Just getting this far has been an achievement. Gaining agreement among the home nations for the existence of the team beyond London 2012 has not been easy and there was no team at Rio 2016 as a result. The pandemic has not only extended the absence of a Team GB women’s football team but it has also ensured that plans have had to be torn up and started from scratch over and over. Chaos has reigned.

The former England manager Phil Neville had been charged with leading Team GB at the Games and then the Lionesses into a home Euros in 2021 but with both tournaments delayed he cut his time short. He was still expected to be unveiled as Team GB manager but when David Beckham’s Inter Miami came calling he shifted his attentions. The FA turned to Norway’s former Olympic champion, European champion and World Cup winner Hege Riise, who they had employed as a temporary assistant coach.

Preparations have been complicated. Team GB have not played a competitive or friendly fixture for nine years. The world player of the year Lucy Bronze put a kind spin on it, joking that they were undefeated in nine years, but the reality is that while 19 of the 22 players heading to Tokyo are England internationals, England have played only three times in 2021. Contrast this with the preparations of the world champions, the US, who have played 12 games in 2021 as they gear up for the Games. The World Cup runners-up, the Netherlands, and bronze medallists Sweden, have played six times each. Team GB group opponents Japan, Canada and Chile have played five, seven and four times respectively.

It has been confirmed that the four reserve players that each of the 12 teams is taking to Tokyo will be able to be included in match day squads. The addition of the four extra players will be welcome, however Team GB’s decision to pack the reserve list with young players — albeit very talented ones who could have staked a legitimate claim for an outright squad place — now looks to have been a mistake, with players such as Arsenal midfielder Jordan Nobbs, Chelsea forward Beth England and Manchester City full-back Alex Greenwood having missed out on the 18-player squad and youth favoured to travel as reserves for some much-needed tournament experience.

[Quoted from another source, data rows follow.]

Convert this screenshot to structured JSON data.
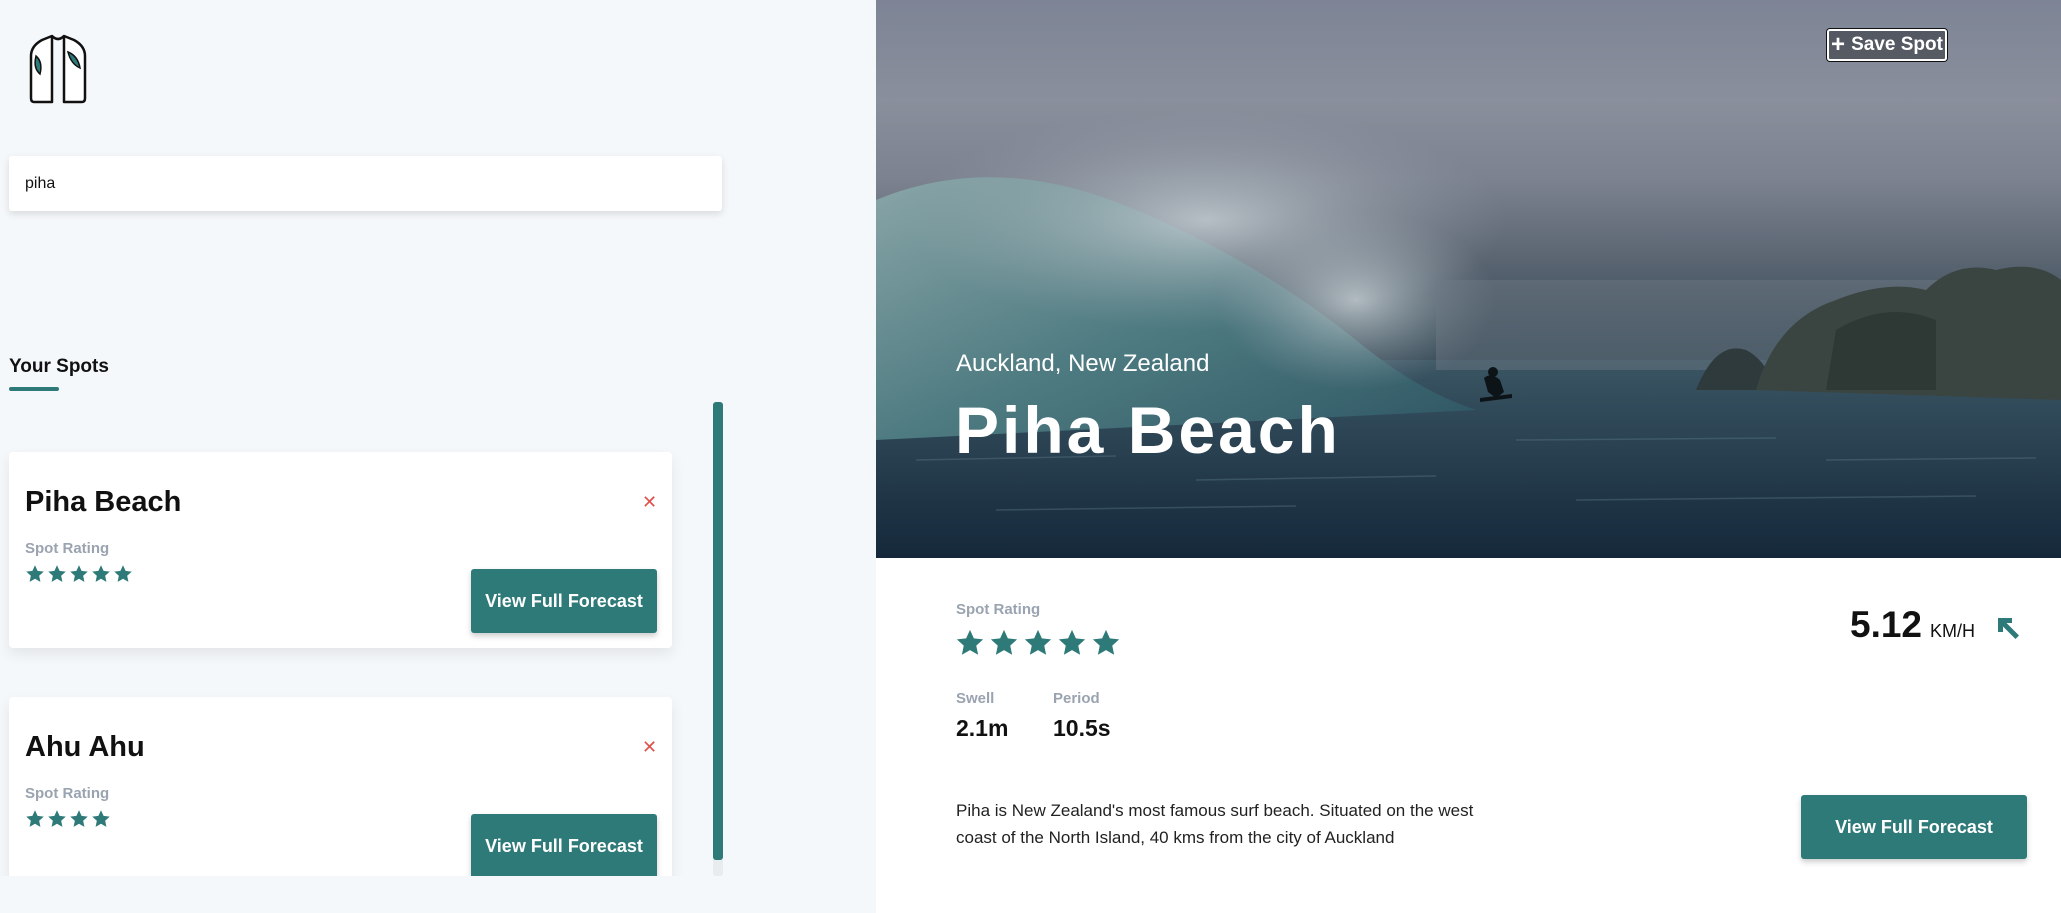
{
  "colors": {
    "accent": "#2e7a78",
    "close": "#e0524a",
    "muted_label": "#9aa3b0"
  },
  "search": {
    "value": "piha"
  },
  "sidebar": {
    "heading": "Your Spots",
    "spots": [
      {
        "name": "Piha Beach",
        "rating_label": "Spot Rating",
        "rating": 5,
        "button": "View Full Forecast",
        "remove_icon": "close-icon"
      },
      {
        "name": "Ahu Ahu",
        "rating_label": "Spot Rating",
        "rating": 4,
        "button": "View Full Forecast",
        "remove_icon": "close-icon"
      }
    ]
  },
  "hero": {
    "save_label": "Save Spot",
    "location": "Auckland, New Zealand",
    "title": "Piha Beach"
  },
  "detail": {
    "rating_label": "Spot Rating",
    "rating": 5,
    "wind_value": "5.12",
    "wind_unit": "KM/H",
    "wind_icon": "arrow-up-left-icon",
    "swell_label": "Swell",
    "swell_value": "2.1m",
    "period_label": "Period",
    "period_value": "10.5s",
    "description": "Piha is New Zealand's most famous surf beach. Situated on the west coast of the North Island, 40 kms from the city of Auckland",
    "button": "View Full Forecast"
  }
}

Despite all this, there will be optimism and hope. Team GB’s group is tough but with eight of the 12 teams progressing a win against Chile in their opening fixture will put them in a good position. Japan followed on Saturday before today’s encounter with Canada.

Most eyes will be on Group G, where the US will play Sweden, who knocked them out at the quarter-final stage in 2016, and Australia and New Zealand.

Team GB will need a heavy helping of the luck that has eluded them in the last two years and need things to click quickly but there is the talent in the squad to do something special. Equally, if things fall flat, the effect of the last year and half on preparations can not be overlooked.